Other: Electronic Diaries
Other: Hermeneutic Interviews
|Study Design:||Observational Model: Cohort
Time Perspective: Prospective
|Official Title:||Medication-taking Preferences & Practices of Patients With Chronic Conditions|
- Identify perceptions and behaviors surrounding the medication-taking process of older adults with MCMC. [ Time Frame: Daily electronic diaries for a duration of 30 days ] [ Designated as safety issue: No ]Data will be obtained in "real time" in that patients will audio record thoughts as they arise in the course of each day using an electronic device, over 30 consecutive days, and will answer questions related to medication use. Findings from end of day prompts will be logged using tables that compare participant demographic characteristics, whether or not the new medication or all prescribed medication was taken, and self-assessed level of wellness.
- Generate an interpretation of the meaning of medication taking among older adults with MCMC. [ Time Frame: 2 Interviews: 1 at enrollment and 1 at 30 days ] [ Designated as safety issue: No ]In-depth hermeneutic interviews and interpretive phenomenological analyses will be conducted for 15 of the 30 enrolled participants. Patterns and themes that capture common experiences revealed in these data provide language for further investigation and new discussion in areas that have been studied traditionally. Such findings are the characteristic "phenomenological contribution" of qualitative research. Interpretive commentary in the context of social and cultural evidence and extant literature on medication use will be generated.
|Study Start Date:||October 2012|

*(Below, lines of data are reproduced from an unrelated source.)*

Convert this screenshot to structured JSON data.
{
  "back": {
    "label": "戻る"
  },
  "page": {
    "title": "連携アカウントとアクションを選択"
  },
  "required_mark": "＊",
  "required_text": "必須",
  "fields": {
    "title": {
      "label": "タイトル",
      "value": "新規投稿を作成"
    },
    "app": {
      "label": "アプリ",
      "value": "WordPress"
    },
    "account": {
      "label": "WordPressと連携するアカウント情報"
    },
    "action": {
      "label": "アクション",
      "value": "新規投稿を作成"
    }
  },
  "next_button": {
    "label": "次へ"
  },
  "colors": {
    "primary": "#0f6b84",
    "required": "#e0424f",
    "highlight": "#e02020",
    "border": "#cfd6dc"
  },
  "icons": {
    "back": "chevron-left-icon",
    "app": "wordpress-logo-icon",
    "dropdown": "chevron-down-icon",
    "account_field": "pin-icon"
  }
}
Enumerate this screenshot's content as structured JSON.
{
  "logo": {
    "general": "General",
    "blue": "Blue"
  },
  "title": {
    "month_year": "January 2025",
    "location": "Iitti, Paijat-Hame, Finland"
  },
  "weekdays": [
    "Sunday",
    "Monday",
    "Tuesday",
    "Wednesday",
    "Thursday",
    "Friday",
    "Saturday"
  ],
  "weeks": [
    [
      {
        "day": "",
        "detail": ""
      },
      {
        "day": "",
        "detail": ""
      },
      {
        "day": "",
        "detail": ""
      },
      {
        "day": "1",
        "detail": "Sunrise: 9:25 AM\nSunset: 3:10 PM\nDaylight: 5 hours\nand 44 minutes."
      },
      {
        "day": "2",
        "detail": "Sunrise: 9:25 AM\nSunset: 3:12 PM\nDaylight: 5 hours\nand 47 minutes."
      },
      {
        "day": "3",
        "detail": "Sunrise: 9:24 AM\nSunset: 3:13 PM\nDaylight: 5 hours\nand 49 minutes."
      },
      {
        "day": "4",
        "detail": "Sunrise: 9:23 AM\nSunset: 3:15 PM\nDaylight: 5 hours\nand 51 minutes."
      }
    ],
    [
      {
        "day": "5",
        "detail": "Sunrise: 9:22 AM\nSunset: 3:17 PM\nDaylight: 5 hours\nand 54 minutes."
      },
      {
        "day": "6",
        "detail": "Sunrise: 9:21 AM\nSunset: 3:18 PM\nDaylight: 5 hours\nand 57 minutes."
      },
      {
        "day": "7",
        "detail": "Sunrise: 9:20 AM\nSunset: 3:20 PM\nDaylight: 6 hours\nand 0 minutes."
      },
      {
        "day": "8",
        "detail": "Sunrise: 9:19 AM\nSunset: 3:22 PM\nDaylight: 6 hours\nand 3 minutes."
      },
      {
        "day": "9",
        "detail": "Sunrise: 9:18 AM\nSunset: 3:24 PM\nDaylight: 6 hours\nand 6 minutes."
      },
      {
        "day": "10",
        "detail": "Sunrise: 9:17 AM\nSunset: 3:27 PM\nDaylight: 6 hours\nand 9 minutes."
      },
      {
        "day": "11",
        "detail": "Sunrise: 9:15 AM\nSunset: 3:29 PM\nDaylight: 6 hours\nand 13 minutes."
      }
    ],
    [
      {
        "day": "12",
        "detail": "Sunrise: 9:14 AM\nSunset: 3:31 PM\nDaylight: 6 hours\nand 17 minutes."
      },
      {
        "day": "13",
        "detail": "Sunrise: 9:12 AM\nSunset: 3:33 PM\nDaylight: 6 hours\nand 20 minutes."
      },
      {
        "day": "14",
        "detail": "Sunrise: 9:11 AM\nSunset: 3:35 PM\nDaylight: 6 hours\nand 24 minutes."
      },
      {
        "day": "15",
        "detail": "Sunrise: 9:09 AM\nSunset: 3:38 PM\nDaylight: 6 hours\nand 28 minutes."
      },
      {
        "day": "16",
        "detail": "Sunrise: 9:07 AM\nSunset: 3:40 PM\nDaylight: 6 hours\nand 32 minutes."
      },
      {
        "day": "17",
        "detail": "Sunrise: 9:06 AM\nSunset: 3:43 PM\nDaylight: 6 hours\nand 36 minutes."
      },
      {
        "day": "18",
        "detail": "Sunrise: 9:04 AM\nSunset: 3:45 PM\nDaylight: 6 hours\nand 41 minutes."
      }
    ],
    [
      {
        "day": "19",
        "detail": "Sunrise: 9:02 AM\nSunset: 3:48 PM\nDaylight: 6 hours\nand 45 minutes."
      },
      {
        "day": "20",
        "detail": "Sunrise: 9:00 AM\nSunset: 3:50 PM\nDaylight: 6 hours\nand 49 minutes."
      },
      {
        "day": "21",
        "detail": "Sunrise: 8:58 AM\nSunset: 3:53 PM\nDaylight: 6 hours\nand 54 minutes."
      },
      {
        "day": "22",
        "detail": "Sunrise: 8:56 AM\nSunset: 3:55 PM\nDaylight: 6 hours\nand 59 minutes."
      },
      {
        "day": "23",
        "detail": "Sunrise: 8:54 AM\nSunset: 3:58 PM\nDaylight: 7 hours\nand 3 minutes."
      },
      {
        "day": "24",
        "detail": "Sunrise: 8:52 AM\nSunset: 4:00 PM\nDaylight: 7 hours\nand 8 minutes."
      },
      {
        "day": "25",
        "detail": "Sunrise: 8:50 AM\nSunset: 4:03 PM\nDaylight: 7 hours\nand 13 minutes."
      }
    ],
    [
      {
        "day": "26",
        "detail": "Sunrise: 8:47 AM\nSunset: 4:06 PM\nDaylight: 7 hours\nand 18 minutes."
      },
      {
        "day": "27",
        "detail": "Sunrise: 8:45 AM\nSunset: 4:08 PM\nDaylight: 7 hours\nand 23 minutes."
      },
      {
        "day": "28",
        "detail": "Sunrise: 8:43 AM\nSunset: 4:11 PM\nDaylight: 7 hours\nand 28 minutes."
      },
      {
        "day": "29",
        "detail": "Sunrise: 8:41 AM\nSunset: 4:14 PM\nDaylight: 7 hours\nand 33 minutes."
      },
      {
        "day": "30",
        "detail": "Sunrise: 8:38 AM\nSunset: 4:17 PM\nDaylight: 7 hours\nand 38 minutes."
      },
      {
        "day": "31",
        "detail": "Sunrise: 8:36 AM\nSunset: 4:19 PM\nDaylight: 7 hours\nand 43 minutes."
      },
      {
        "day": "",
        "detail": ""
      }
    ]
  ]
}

|Estimated Study Completion Date:||November 2013|
|Estimated Primary Completion Date:||October 2013 (Final data collection date for primary outcome measure)|
All participants (N=30) will be asked to identify perceptions and behaviors surrounding the medication-taking process using technology-assisted prompts and recordings. Half (n=15) of the participants will participate in two hermeneutic interviews using an interpretive phenomenological approach to generate an interpretation of the meaning of medication taking.

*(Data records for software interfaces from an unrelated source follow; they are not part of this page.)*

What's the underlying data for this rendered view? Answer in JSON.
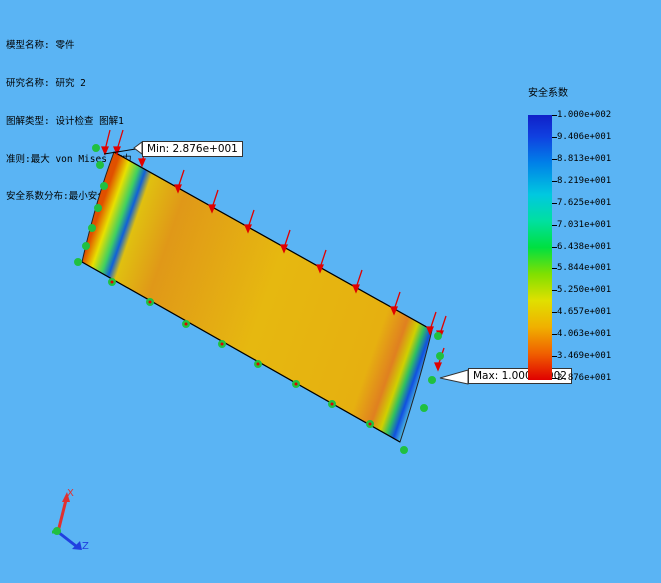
{
  "info": {
    "lines": [
      "模型名称: 零件",
      "研究名称: 研究 2",
      "图解类型: 设计检查 图解1",
      "准则:最大 von Mises 应力",
      "安全系数分布:最小安全系数 = 29"
    ]
  },
  "legend": {
    "title": "安全系数",
    "labels": [
      "1.000e+002",
      "9.406e+001",
      "8.813e+001",
      "8.219e+001",
      "7.625e+001",
      "7.031e+001",
      "6.438e+001",
      "5.844e+001",
      "5.250e+001",
      "4.657e+001",
      "4.063e+001",
      "3.469e+001",
      "2.876e+001"
    ]
  },
  "callouts": {
    "min": "Min: 2.876e+001",
    "max": "Max: 1.000e+002"
  },
  "triad": {
    "x": "X",
    "z": "Z"
  },
  "colors": {
    "background": "#5ab4f4",
    "part_fill": "#e8b010",
    "load_arrow": "#e00000",
    "fixture": "#20c040"
  }
}
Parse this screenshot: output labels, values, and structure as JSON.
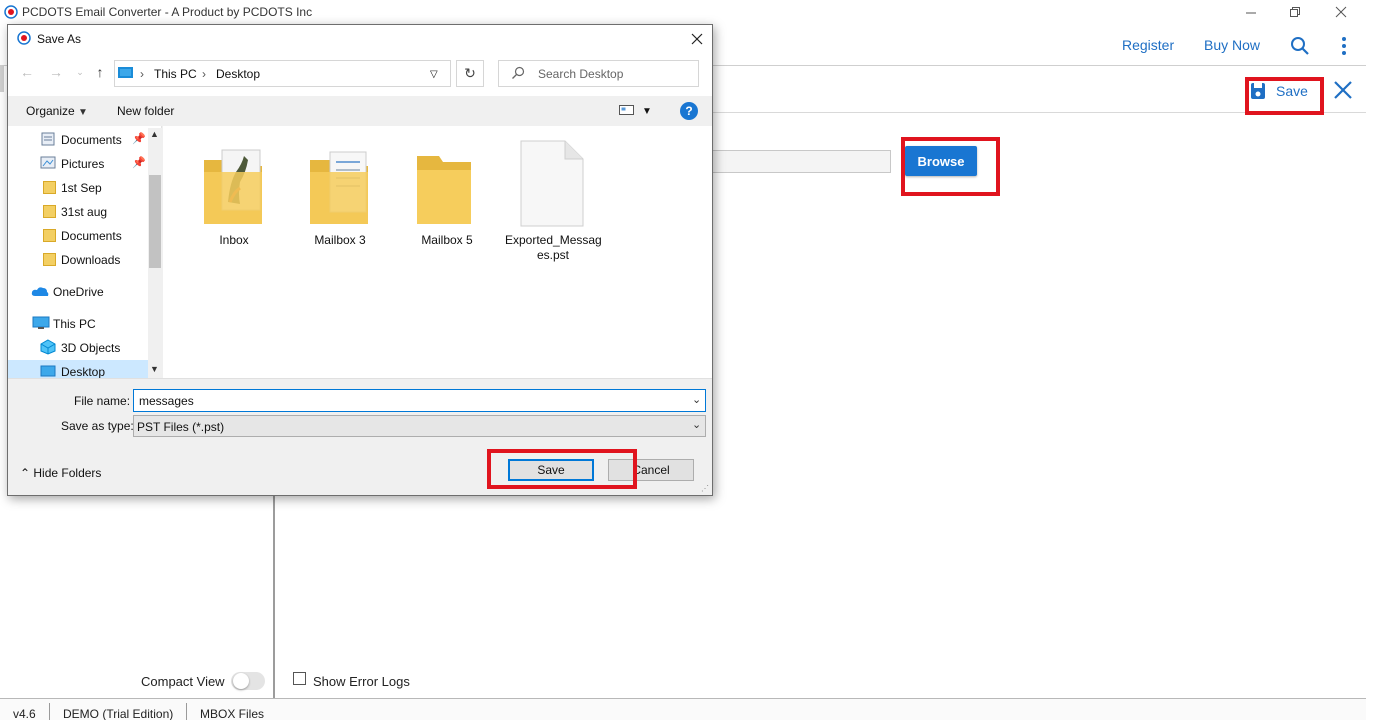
{
  "app": {
    "title": "PCDOTS Email Converter - A Product by PCDOTS Inc",
    "minimize_icon": "minimize-icon",
    "restore_icon": "restore-icon",
    "close_icon": "close-icon"
  },
  "toolbar": {
    "register": "Register",
    "buy_now": "Buy Now",
    "search_icon": "search-icon",
    "more_icon": "more-vertical-icon"
  },
  "actions": {
    "save": "Save",
    "browse": "Browse"
  },
  "footer": {
    "compact_view": "Compact View",
    "compact_view_on": false,
    "show_error_logs": "Show Error Logs",
    "show_error_logs_checked": false
  },
  "status": {
    "version": "v4.6",
    "edition": "DEMO (Trial Edition)",
    "file_type": "MBOX Files"
  },
  "dialog": {
    "title": "Save As",
    "breadcrumb": [
      "This PC",
      "Desktop"
    ],
    "search_placeholder": "Search Desktop",
    "organize": "Organize",
    "new_folder": "New folder",
    "nav_items": [
      {
        "label": "Documents",
        "icon": "documents-icon",
        "pinned": true
      },
      {
        "label": "Pictures",
        "icon": "pictures-icon",
        "pinned": true
      },
      {
        "label": "1st Sep",
        "icon": "folder-icon",
        "pinned": false
      },
      {
        "label": "31st aug",
        "icon": "folder-icon",
        "pinned": false
      },
      {
        "label": "Documents",
        "icon": "folder-icon",
        "pinned": false
      },
      {
        "label": "Downloads",
        "icon": "folder-icon",
        "pinned": false
      },
      {
        "label": "OneDrive",
        "icon": "onedrive-icon",
        "pinned": false
      },
      {
        "label": "This PC",
        "icon": "this-pc-icon",
        "pinned": false
      },
      {
        "label": "3D Objects",
        "icon": "3d-objects-icon",
        "pinned": false
      },
      {
        "label": "Desktop",
        "icon": "desktop-icon",
        "pinned": false,
        "selected": true
      }
    ],
    "files": [
      {
        "name": "Inbox",
        "kind": "folder"
      },
      {
        "name": "Mailbox 3",
        "kind": "folder"
      },
      {
        "name": "Mailbox 5",
        "kind": "folder"
      },
      {
        "name": "Exported_Messag",
        "name_line2": "es.pst",
        "kind": "file"
      }
    ],
    "file_name_label": "File name:",
    "file_name_value": "messages",
    "save_type_label": "Save as type:",
    "save_type_value": "PST Files (*.pst)",
    "hide_folders": "Hide Folders",
    "save_button": "Save",
    "cancel_button": "Cancel"
  },
  "colors": {
    "accent": "#1976d2",
    "highlight": "#e0141e",
    "folder": "#f3cf63"
  }
}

Other: Electronic Diaries
Participants (N=30) will maintain electronic diaries to record spontaneous thoughts and perceptions regarding the use of a newly prescribed drug over 30 days.Other: Hermeneutic Interviews
Half of the enrolled participants (n=15) will participate in 2 hermeneutic interviews conducted in an interpretive phenomonological approach to generate an interpretation of the meaning of medication taking.

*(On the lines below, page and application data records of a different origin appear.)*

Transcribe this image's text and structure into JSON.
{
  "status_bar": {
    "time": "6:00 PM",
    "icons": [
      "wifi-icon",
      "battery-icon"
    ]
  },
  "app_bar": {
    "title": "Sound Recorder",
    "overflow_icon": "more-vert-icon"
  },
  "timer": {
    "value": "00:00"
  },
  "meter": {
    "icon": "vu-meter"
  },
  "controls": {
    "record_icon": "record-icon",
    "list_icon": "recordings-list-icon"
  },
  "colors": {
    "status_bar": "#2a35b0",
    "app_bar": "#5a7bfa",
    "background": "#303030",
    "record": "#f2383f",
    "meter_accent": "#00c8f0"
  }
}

|Contact: Roxanne K Vandermause, PhDfirstname.lastname@example.org|
|United States, Washington|
|Washington State University||Recruiting|
|Spokane, Washington, United States, 99210-1495|
|Contact: Joshua J Neumiller, PharmD 509-368-6756 email@example.com|
|Principal Investigator: Roxanne Vandermause, PhD|
|Sub-Investigator: Cynthia F Corbett, RN, PhD|
|Principal Investigator: Joshua J Neumiller, PharmD|
|Sub-Investigator: Prabu David, PhD|
|Providence Medical Research Center||Recruiting|
|Spokane, Washington, United States, 99201-4813|
|Sub-Investigator: Katherine Tuttle, MD|
|Sub-Investigator: Gail Burton, RN|
|Sub-Investigator: Duane Sunwold|
|Principal Investigator:||Joshua Neumiller, PharmD||Washington State University|
|Principal Investigator:||Roxanne Vandermause, PhD||Washington State University|